● WHAT YOU NEED TO DO: Count every line in the entries that follow where the word "label" appears, then state only the total.

● Records from a data source:
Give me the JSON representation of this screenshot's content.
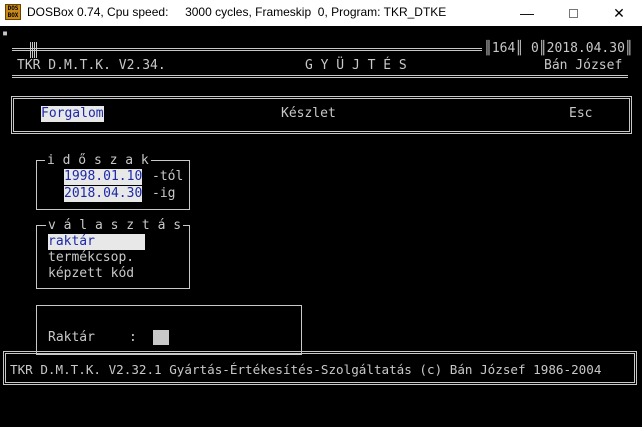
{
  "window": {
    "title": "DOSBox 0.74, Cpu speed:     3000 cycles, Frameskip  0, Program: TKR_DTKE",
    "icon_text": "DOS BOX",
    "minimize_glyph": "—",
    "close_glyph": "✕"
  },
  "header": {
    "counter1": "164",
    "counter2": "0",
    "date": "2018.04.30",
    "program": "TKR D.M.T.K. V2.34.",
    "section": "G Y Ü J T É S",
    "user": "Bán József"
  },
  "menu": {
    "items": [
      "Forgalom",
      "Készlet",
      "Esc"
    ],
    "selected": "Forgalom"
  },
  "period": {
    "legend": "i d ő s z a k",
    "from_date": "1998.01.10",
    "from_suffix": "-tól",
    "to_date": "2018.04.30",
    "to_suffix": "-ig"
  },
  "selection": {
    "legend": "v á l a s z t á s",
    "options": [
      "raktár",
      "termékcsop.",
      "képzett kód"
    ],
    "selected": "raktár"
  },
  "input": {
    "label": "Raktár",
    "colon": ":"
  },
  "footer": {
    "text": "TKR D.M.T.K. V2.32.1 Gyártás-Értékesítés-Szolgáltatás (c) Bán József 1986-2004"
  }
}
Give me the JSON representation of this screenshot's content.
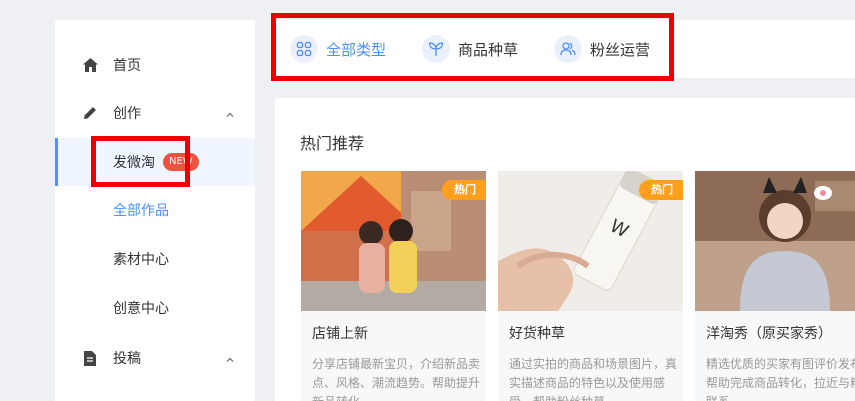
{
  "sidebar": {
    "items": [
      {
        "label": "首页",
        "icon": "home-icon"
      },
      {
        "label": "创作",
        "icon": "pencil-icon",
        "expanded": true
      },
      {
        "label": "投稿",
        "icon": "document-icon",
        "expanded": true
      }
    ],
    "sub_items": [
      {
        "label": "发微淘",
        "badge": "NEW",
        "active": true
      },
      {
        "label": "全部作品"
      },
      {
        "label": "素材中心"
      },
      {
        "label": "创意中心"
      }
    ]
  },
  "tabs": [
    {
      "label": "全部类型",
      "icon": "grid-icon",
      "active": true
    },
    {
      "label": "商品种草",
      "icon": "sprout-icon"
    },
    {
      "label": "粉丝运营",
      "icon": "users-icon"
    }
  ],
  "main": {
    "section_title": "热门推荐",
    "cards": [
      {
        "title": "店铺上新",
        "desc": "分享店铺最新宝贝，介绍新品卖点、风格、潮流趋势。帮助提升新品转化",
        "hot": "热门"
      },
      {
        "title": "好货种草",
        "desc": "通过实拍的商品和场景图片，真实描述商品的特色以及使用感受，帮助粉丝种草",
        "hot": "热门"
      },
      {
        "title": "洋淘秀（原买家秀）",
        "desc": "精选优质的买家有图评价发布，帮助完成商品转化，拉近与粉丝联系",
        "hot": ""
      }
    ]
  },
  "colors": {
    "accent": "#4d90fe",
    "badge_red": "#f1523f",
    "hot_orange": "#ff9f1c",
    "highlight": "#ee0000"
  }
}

● OUTPUT FOR THIS EXERCISE: 11